militants. They count the corpses and they're not really sure who they
despite those real differences with the Judy Miller travesty, the basic
template is the same. These reporters rely overwhelmingly on government
sources. Their reporting is shaped almost exclusively by the claims of
underlings who are loyal to the president. The journalists have no means
of verifying the assertions they are passing on as fact. And worst of
all, they grant anonymity to Obama's aides who are doing little more
than doing the president's bidding and promoting his political
It is pure "access journalism": these reporters are
given scoops in exchange for their wholly unjustified promise to allow
government officials to propagandize the citizenry without
accountability (that is, from behind the protective shield of
anonymity). By necessity, their journalistic storytelling is shaped by
the perspective of these official sources.
And the journalistic product is predictably one that serves the president's political agenda.

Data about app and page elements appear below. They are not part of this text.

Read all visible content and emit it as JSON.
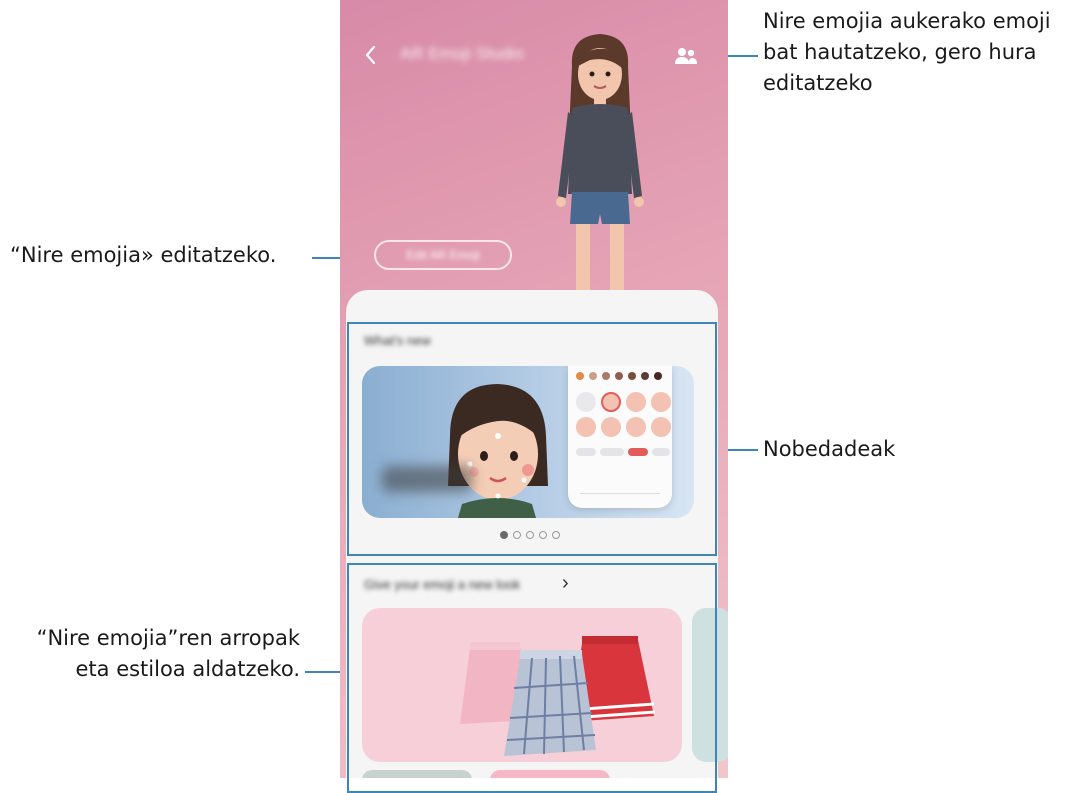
{
  "callouts": {
    "top_right": "Nire emojia aukerako emoji bat hautatzeko, gero hura editatzeko",
    "top_right_lines": [
      "Nire emojia aukerako emoji",
      "bat hautatzeko, gero hura",
      "editatzeko"
    ],
    "edit": "“Nire emojia» editatzeko.",
    "news": "Nobedadeak",
    "clothes_lines": [
      "“Nire emojia”ren arropak",
      "eta estiloa aldatzeko."
    ]
  },
  "app": {
    "title": "AR Emoji Studio",
    "edit_button": "Edit AR Emoji",
    "whats_new_title": "What's new",
    "style_section_title": "Give your emoji a new look",
    "chevron": "›",
    "carousel": {
      "pages": 5,
      "active": 0
    }
  },
  "icons": [
    "back-icon",
    "friends-icon",
    "chevron-right-icon"
  ],
  "colors": {
    "accent_line": "#3f86b8",
    "header_pink": "#e6a5b6",
    "card_blue": "#b6cde6",
    "cloth_card": "#f7cfd8"
  }
}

Obama's 2008 opponent, Republican Senator John McCain, complained
quite reasonably, that the intent of these recent leaks was to "enhance
President Obama's image as a tough guy for the elections". Worse, as the Columbia Journalism Review
and the media watchdog group FAIR
documented, these stories simply omitted any discussion of many of the
most controversial aspects of Obama's policies, including the risks and
possible illegality of cyber-attacks on Iran and drone strikes in Yemen,
the number of civilian deaths caused by Obama's drone strikes, and the
way those drone attacks have strengthened al-Qaida
by increasing anti-American hatred.
the most pernicious effect of this type of journalism is that it
converts journalists into dutiful messengers of official decrees.
Reporters are trained that they will be selected as scoop-receivers only
if they demonstrate fealty to the agenda of official sources.
Similarly, the Times' David Sanger has long been criticized
uncritical dissemination of misleading US government claims about the
threat from Iran, almost always passed on with the shield of anonymity.
It was unsurprising, then, that it was Sanger who was rewarded with the
valuable scoop about Obama's ordering of cyber-attacks on Iran (a scoop
he is using to sell his new book), and equally unsurprising that the
article he produced was so flattering of Obama's role in this operation.
revealing contrast, consider the treatment meted out to the Times'
James Risen, who has produced scoops that are embarrassing to, rather
than glorifying of, the US government. It was Risen who exposed the Bush
administration's illegal NSA eavesdropping program in 2006, and he also
exposed a highly inept and harmful CIA attempt to infiltrate Iran's
"Sanger writes on successful Iran operation, gets wide access. Risen writes on botched Iranian operation, gets subpoenaed."
is a fundamental tension between serving as adversarial watchdog over
government officials and serving as the primary amplifiers of their
propaganda. The US government has perfected the art of training American
journalists to realize that they will be rewarded if they serve the
latter role, and punished if they do not. Judging by these last several
weeks of high-profile, government-disseminated scoops, it is a lesson
that many journalists have learned all too eagerly.